** Opening THE INPUT block **

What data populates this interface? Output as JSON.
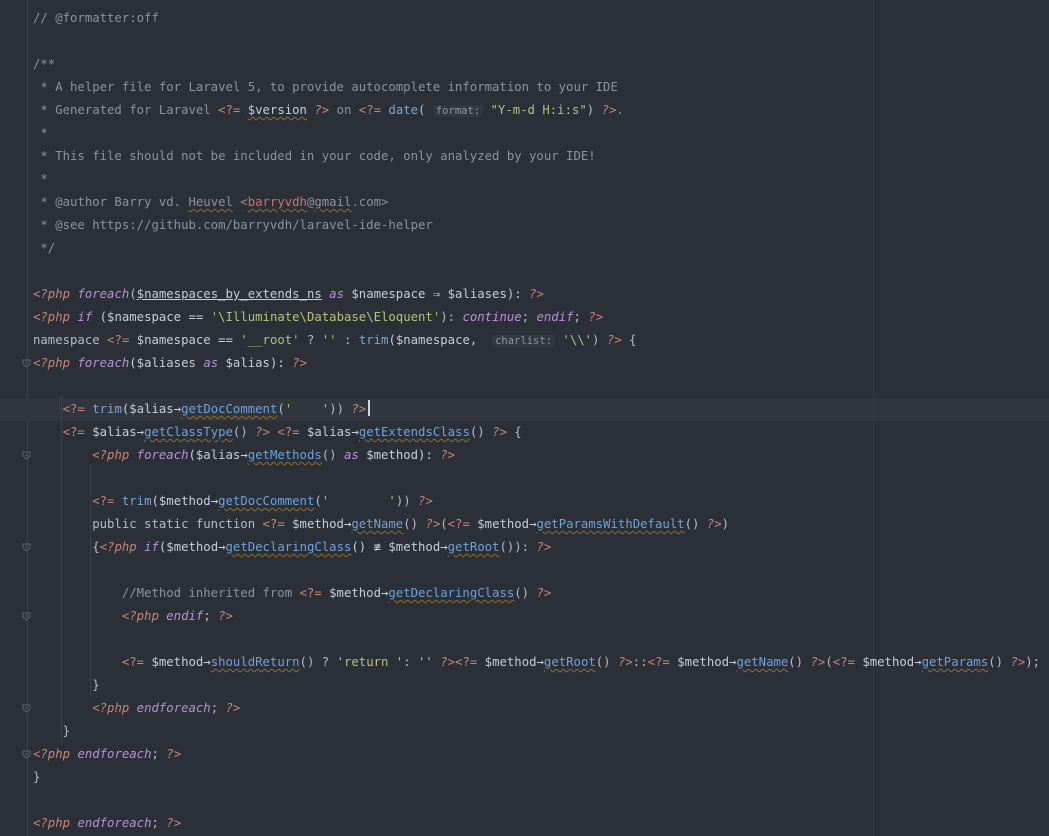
{
  "editor": {
    "lines": [
      [
        {
          "t": "// @formatter:off",
          "c": "c"
        }
      ],
      [],
      [
        {
          "t": "/**",
          "c": "c"
        }
      ],
      [
        {
          "t": " * A helper file for Laravel 5, to provide autocomplete information to your IDE",
          "c": "c"
        }
      ],
      [
        {
          "t": " * Generated for Laravel ",
          "c": "c"
        },
        {
          "t": "<?=",
          "c": "tag"
        },
        {
          "t": " ",
          "c": "t"
        },
        {
          "t": "$version",
          "c": "v sq"
        },
        {
          "t": " ?>",
          "c": "php"
        },
        {
          "t": " on ",
          "c": "c"
        },
        {
          "t": "<?=",
          "c": "tag"
        },
        {
          "t": " ",
          "c": "t"
        },
        {
          "t": "date",
          "c": "fn"
        },
        {
          "t": "( ",
          "c": "op"
        },
        {
          "t": "format:",
          "c": "hint"
        },
        {
          "t": " ",
          "c": "t"
        },
        {
          "t": "\"Y-m-d H:i:s\"",
          "c": "s"
        },
        {
          "t": ") ",
          "c": "op"
        },
        {
          "t": "?>",
          "c": "php"
        },
        {
          "t": ".",
          "c": "c"
        }
      ],
      [
        {
          "t": " *",
          "c": "c"
        }
      ],
      [
        {
          "t": " * This file should not be included in your code, only analyzed by your IDE!",
          "c": "c"
        }
      ],
      [
        {
          "t": " *",
          "c": "c"
        }
      ],
      [
        {
          "t": " * @author Barry vd. ",
          "c": "c"
        },
        {
          "t": "Heuvel",
          "c": "c sq"
        },
        {
          "t": " <",
          "c": "c"
        },
        {
          "t": "barryvdh",
          "c": "red"
        },
        {
          "t": "@",
          "c": "c"
        },
        {
          "t": "gmail",
          "c": "c sq"
        },
        {
          "t": ".com>",
          "c": "c"
        }
      ],
      [
        {
          "t": " * @see https://github.com/barryvdh/laravel-ide-helper",
          "c": "c"
        }
      ],
      [
        {
          "t": " */",
          "c": "c"
        }
      ],
      [],
      [
        {
          "t": "<?php",
          "c": "php"
        },
        {
          "t": " ",
          "c": "t"
        },
        {
          "t": "foreach",
          "c": "kw"
        },
        {
          "t": "(",
          "c": "op"
        },
        {
          "t": "$namespaces_by_extends_ns",
          "c": "v ul"
        },
        {
          "t": " ",
          "c": "t"
        },
        {
          "t": "as",
          "c": "kw"
        },
        {
          "t": " $namespace ⇒ $aliases): ",
          "c": "v"
        },
        {
          "t": "?>",
          "c": "php"
        }
      ],
      [
        {
          "t": "<?php",
          "c": "php"
        },
        {
          "t": " ",
          "c": "t"
        },
        {
          "t": "if",
          "c": "kw"
        },
        {
          "t": " ($namespace == ",
          "c": "v"
        },
        {
          "t": "'\\Illuminate\\Database\\Eloquent'",
          "c": "s"
        },
        {
          "t": "): ",
          "c": "op"
        },
        {
          "t": "continue",
          "c": "kw"
        },
        {
          "t": "; ",
          "c": "op"
        },
        {
          "t": "endif",
          "c": "kw"
        },
        {
          "t": "; ",
          "c": "op"
        },
        {
          "t": "?>",
          "c": "php"
        }
      ],
      [
        {
          "t": "namespace ",
          "c": "t"
        },
        {
          "t": "<?=",
          "c": "tag"
        },
        {
          "t": " $namespace == ",
          "c": "v"
        },
        {
          "t": "'__root'",
          "c": "s"
        },
        {
          "t": " ? ",
          "c": "op"
        },
        {
          "t": "''",
          "c": "s"
        },
        {
          "t": " : ",
          "c": "op"
        },
        {
          "t": "trim",
          "c": "fn"
        },
        {
          "t": "($namespace,  ",
          "c": "v"
        },
        {
          "t": "charlist:",
          "c": "hint"
        },
        {
          "t": " ",
          "c": "t"
        },
        {
          "t": "'\\\\'",
          "c": "s"
        },
        {
          "t": ") ",
          "c": "op"
        },
        {
          "t": "?>",
          "c": "php"
        },
        {
          "t": " {",
          "c": "op"
        }
      ],
      [
        {
          "t": "<?php",
          "c": "php"
        },
        {
          "t": " ",
          "c": "t"
        },
        {
          "t": "foreach",
          "c": "kw"
        },
        {
          "t": "($aliases ",
          "c": "v"
        },
        {
          "t": "as",
          "c": "kw"
        },
        {
          "t": " $alias): ",
          "c": "v"
        },
        {
          "t": "?>",
          "c": "php"
        }
      ],
      [],
      [
        {
          "t": "    ",
          "c": "t"
        },
        {
          "t": "<?=",
          "c": "tag"
        },
        {
          "t": " ",
          "c": "t"
        },
        {
          "t": "trim",
          "c": "fn"
        },
        {
          "t": "($alias→",
          "c": "v"
        },
        {
          "t": "getDocComment",
          "c": "m"
        },
        {
          "t": "(",
          "c": "op"
        },
        {
          "t": "'    '",
          "c": "s"
        },
        {
          "t": ")) ",
          "c": "op"
        },
        {
          "t": "?>",
          "c": "php"
        },
        {
          "t": "",
          "c": "caret"
        }
      ],
      [
        {
          "t": "    ",
          "c": "t"
        },
        {
          "t": "<?=",
          "c": "tag"
        },
        {
          "t": " $alias→",
          "c": "v"
        },
        {
          "t": "getClassType",
          "c": "m"
        },
        {
          "t": "() ",
          "c": "op"
        },
        {
          "t": "?>",
          "c": "php"
        },
        {
          "t": " ",
          "c": "t"
        },
        {
          "t": "<?=",
          "c": "tag"
        },
        {
          "t": " $alias→",
          "c": "v"
        },
        {
          "t": "getExtendsClass",
          "c": "m"
        },
        {
          "t": "() ",
          "c": "op"
        },
        {
          "t": "?>",
          "c": "php"
        },
        {
          "t": " {",
          "c": "op"
        }
      ],
      [
        {
          "t": "        ",
          "c": "t"
        },
        {
          "t": "<?php",
          "c": "php"
        },
        {
          "t": " ",
          "c": "t"
        },
        {
          "t": "foreach",
          "c": "kw"
        },
        {
          "t": "($alias→",
          "c": "v"
        },
        {
          "t": "getMethods",
          "c": "m"
        },
        {
          "t": "() ",
          "c": "op"
        },
        {
          "t": "as",
          "c": "kw"
        },
        {
          "t": " $method): ",
          "c": "v"
        },
        {
          "t": "?>",
          "c": "php"
        }
      ],
      [],
      [
        {
          "t": "        ",
          "c": "t"
        },
        {
          "t": "<?=",
          "c": "tag"
        },
        {
          "t": " ",
          "c": "t"
        },
        {
          "t": "trim",
          "c": "fn"
        },
        {
          "t": "($method→",
          "c": "v"
        },
        {
          "t": "getDocComment",
          "c": "m"
        },
        {
          "t": "(",
          "c": "op"
        },
        {
          "t": "'        '",
          "c": "s"
        },
        {
          "t": ")) ",
          "c": "op"
        },
        {
          "t": "?>",
          "c": "php"
        }
      ],
      [
        {
          "t": "        public static function ",
          "c": "t"
        },
        {
          "t": "<?=",
          "c": "tag"
        },
        {
          "t": " $method→",
          "c": "v"
        },
        {
          "t": "getName",
          "c": "m"
        },
        {
          "t": "() ",
          "c": "op"
        },
        {
          "t": "?>",
          "c": "php"
        },
        {
          "t": "(",
          "c": "op"
        },
        {
          "t": "<?=",
          "c": "tag"
        },
        {
          "t": " $method→",
          "c": "v"
        },
        {
          "t": "getParamsWithDefault",
          "c": "m"
        },
        {
          "t": "() ",
          "c": "op"
        },
        {
          "t": "?>",
          "c": "php"
        },
        {
          "t": ")",
          "c": "op"
        }
      ],
      [
        {
          "t": "        {",
          "c": "op"
        },
        {
          "t": "<?php",
          "c": "php"
        },
        {
          "t": " ",
          "c": "t"
        },
        {
          "t": "if",
          "c": "kw"
        },
        {
          "t": "($method→",
          "c": "v"
        },
        {
          "t": "getDeclaringClass",
          "c": "m"
        },
        {
          "t": "() ≢ $method→",
          "c": "v"
        },
        {
          "t": "getRoot",
          "c": "m"
        },
        {
          "t": "()): ",
          "c": "op"
        },
        {
          "t": "?>",
          "c": "php"
        }
      ],
      [],
      [
        {
          "t": "            //Method inherited from ",
          "c": "c"
        },
        {
          "t": "<?=",
          "c": "tag"
        },
        {
          "t": " $method→",
          "c": "v"
        },
        {
          "t": "getDeclaringClass",
          "c": "m"
        },
        {
          "t": "() ",
          "c": "op"
        },
        {
          "t": "?>",
          "c": "php"
        }
      ],
      [
        {
          "t": "            ",
          "c": "t"
        },
        {
          "t": "<?php",
          "c": "php"
        },
        {
          "t": " ",
          "c": "t"
        },
        {
          "t": "endif",
          "c": "kw"
        },
        {
          "t": "; ",
          "c": "op"
        },
        {
          "t": "?>",
          "c": "php"
        }
      ],
      [],
      [
        {
          "t": "            ",
          "c": "t"
        },
        {
          "t": "<?=",
          "c": "tag"
        },
        {
          "t": " $method→",
          "c": "v"
        },
        {
          "t": "shouldReturn",
          "c": "m"
        },
        {
          "t": "() ? ",
          "c": "op"
        },
        {
          "t": "'return '",
          "c": "s"
        },
        {
          "t": ": ",
          "c": "op"
        },
        {
          "t": "''",
          "c": "s"
        },
        {
          "t": " ",
          "c": "t"
        },
        {
          "t": "?>",
          "c": "php"
        },
        {
          "t": "<?=",
          "c": "tag"
        },
        {
          "t": " $method→",
          "c": "v"
        },
        {
          "t": "getRoot",
          "c": "m"
        },
        {
          "t": "() ",
          "c": "op"
        },
        {
          "t": "?>",
          "c": "php"
        },
        {
          "t": "::",
          "c": "op"
        },
        {
          "t": "<?=",
          "c": "tag"
        },
        {
          "t": " $method→",
          "c": "v"
        },
        {
          "t": "getName",
          "c": "m"
        },
        {
          "t": "() ",
          "c": "op"
        },
        {
          "t": "?>",
          "c": "php"
        },
        {
          "t": "(",
          "c": "op"
        },
        {
          "t": "<?=",
          "c": "tag"
        },
        {
          "t": " $method→",
          "c": "v"
        },
        {
          "t": "getParams",
          "c": "m"
        },
        {
          "t": "() ",
          "c": "op"
        },
        {
          "t": "?>",
          "c": "php"
        },
        {
          "t": ");",
          "c": "op"
        }
      ],
      [
        {
          "t": "        }",
          "c": "op"
        }
      ],
      [
        {
          "t": "        ",
          "c": "t"
        },
        {
          "t": "<?php",
          "c": "php"
        },
        {
          "t": " ",
          "c": "t"
        },
        {
          "t": "endforeach",
          "c": "kw"
        },
        {
          "t": "; ",
          "c": "op"
        },
        {
          "t": "?>",
          "c": "php"
        }
      ],
      [
        {
          "t": "    }",
          "c": "op"
        }
      ],
      [
        {
          "t": "<?php",
          "c": "php"
        },
        {
          "t": " ",
          "c": "t"
        },
        {
          "t": "endforeach",
          "c": "kw"
        },
        {
          "t": "; ",
          "c": "op"
        },
        {
          "t": "?>",
          "c": "php"
        }
      ],
      [
        {
          "t": "}",
          "c": "op"
        }
      ],
      [],
      [
        {
          "t": "<?php",
          "c": "php"
        },
        {
          "t": " ",
          "c": "t"
        },
        {
          "t": "endforeach",
          "c": "kw"
        },
        {
          "t": "; ",
          "c": "op"
        },
        {
          "t": "?>",
          "c": "php"
        }
      ]
    ],
    "fold_markers": [
      15,
      19,
      23,
      26,
      30,
      32
    ]
  }
}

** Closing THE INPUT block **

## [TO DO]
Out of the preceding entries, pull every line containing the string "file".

## [REPLY TO THE EXERCISE]
          "t": " * A helper file for Laravel 5, to provide autocomplete information to your IDE",
          "t": " * This file should not be included in your code, only analyzed by your IDE!",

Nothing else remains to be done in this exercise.